	Melangell helps the shy, Brigid (who would pour the King of Heaven Himself a lake of beer) cheers the hospitable, while Gloria intercedes for dreamers—at a cautious estimate, nearly all of us. She was not the first to say that life’s a dream, nor even that our dreams are dreams of dreaming, but she is the first to live that doctrine fully.

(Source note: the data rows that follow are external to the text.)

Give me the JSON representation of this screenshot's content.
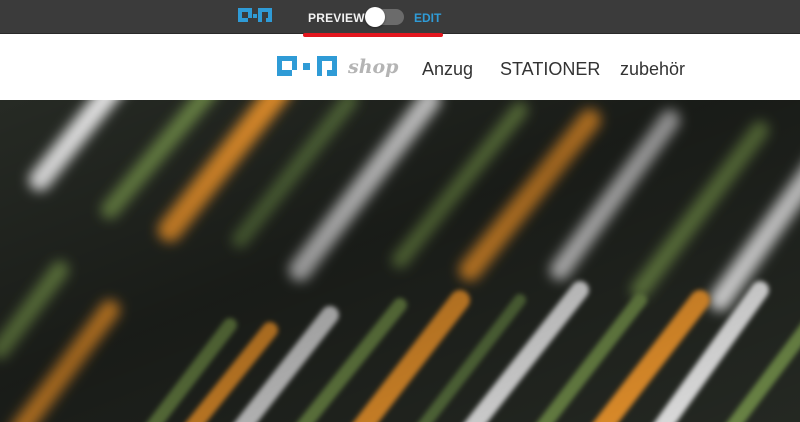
{
  "editor_bar": {
    "logo_icon": "qr-logo-icon",
    "preview_label": "PREVIEW",
    "edit_label": "EDIT",
    "toggle_state": "preview"
  },
  "header": {
    "logo_text": "shop",
    "nav": [
      {
        "label": "Anzug"
      },
      {
        "label": "STATIONER"
      },
      {
        "label": "zubehör"
      }
    ]
  },
  "colors": {
    "editor_bar_bg": "#3b3b3b",
    "accent_blue": "#2f9bd6",
    "highlight_red": "#e3161e",
    "stripe_orange": "#f39a2e",
    "stripe_green": "#7d9a55",
    "stripe_white": "#eeeeee"
  },
  "hero": {
    "image": "striped-tie-fabric-image"
  }
}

	Gloria Graciasadios Pismayo, born in the San Patricio Highlands on November 25, 1956 (or the selfsame date in  ‘55 or ‘7), led and leads an exemplary life of poverty, an example we should take to mind and heart. Militants of Las Noches Oscuras ( known also as Los Oscuros, since some of them objected to the las) seized her in 1983 on suspicion of disseminating literacy. That she was alleged to teach the story of Lazarus and Dives, the once-rich man in Hell who begged the once-poor man in Heaven for relief, made her offense on Earth more rank. Wanting to know who else was implicated, the Jefe had her raped and when that failed, he pumped her full of salt and hallucinogens, but though horribly parched she smiled and told him nothing. On the advice of agents from the north, he forthwith had her walled up in a cavern, intending her to die of thirst and nightmare. “Let her dream on,” he said.

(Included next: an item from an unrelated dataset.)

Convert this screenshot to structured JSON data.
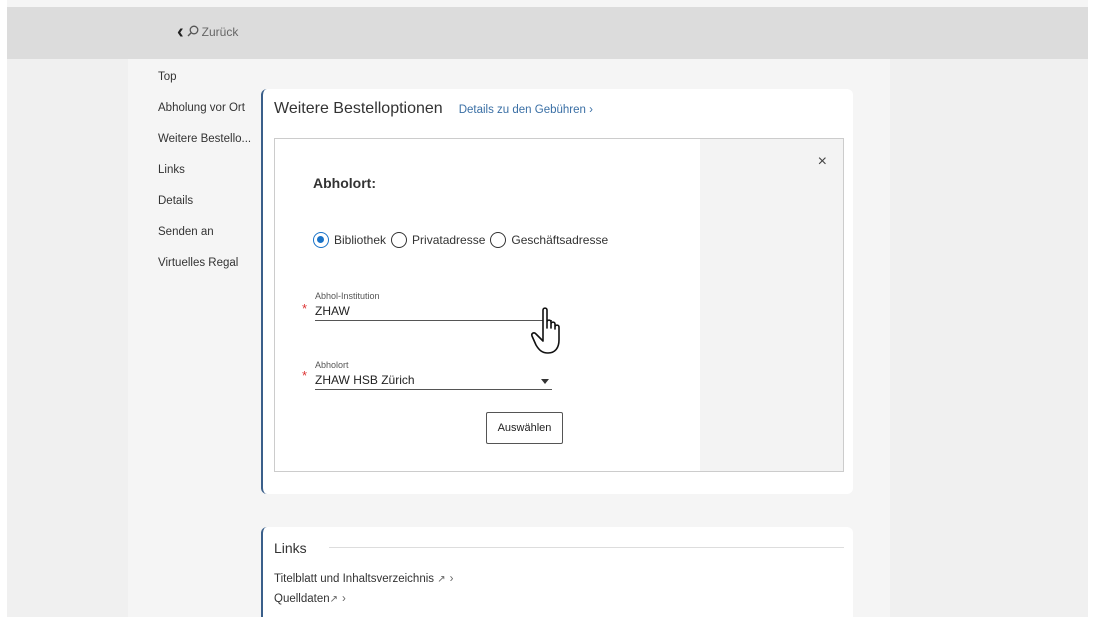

	Years passed, Los Oscuros vanished in their homeland’s foggy daybreak, and country people looking for her sainted bones ventured to open up the cave.
	There they found her, asleep in the Lord but still alive, ready for His endless kiss. There, at the end of a tortuous and muddy trail guarded by a constant watch of silent mountaineers, she sleeps on in the odor of undying lilies, living on fresh air and visions. All she needs for proper sainthood are her death and a few score years’ formalities. All we ask is freedom from bad dreams.

And in Their Deaths
Saints Castor and Pollux are identical twins said to be brothers, sisters, or a sister and a brother, androgynous in any case and skilled in healing. Sometimes labelled fictions (heuristic, parabolic, mythical, fantastical, comedic, salvaged from the Greek romances?), they are more frequently regarded as Jews, Muslims, Yazidis, or Zoroastrians who became professed or honorary Christians. Sacred to twins, uncertainty, and convalescence, their altars are two-faced or polyhedral; their devotees sometimes equivocate but do not lie. No one entry in the calendar commemorates this blessed pair, but their popular festivals (observed under Libra or Pisces) honor the supposed dates of their birth (whether caesarian, immaculate, or oviparous), their triumphs in the arena (salving each other’s burns and putting back each other’s severed head), or their translation to the firmament. Some people like an element of blur.  
	Who changed the bandages soggy with blood and pus, who mercifully sliced through sloughing flesh, who cut the afterbirth, who fetched blankets fragrant with rosemary and hyssop, who found the coolest, sweetest water, who smoothed in the balm?  All done through their power, believers say, naming the heavenly twins by turn and jointly, though truly healers and their deeds are legion. Good moves in a mysterious way her wonders to perform.

 read about the author Contributors.htmlshapeimage_3_link_0
commentary | poetry | fiction | chicago | spring 2007   

© 2003-2007 | all rights reserved
Contrary ® is a registered trademark of Contrary Magazine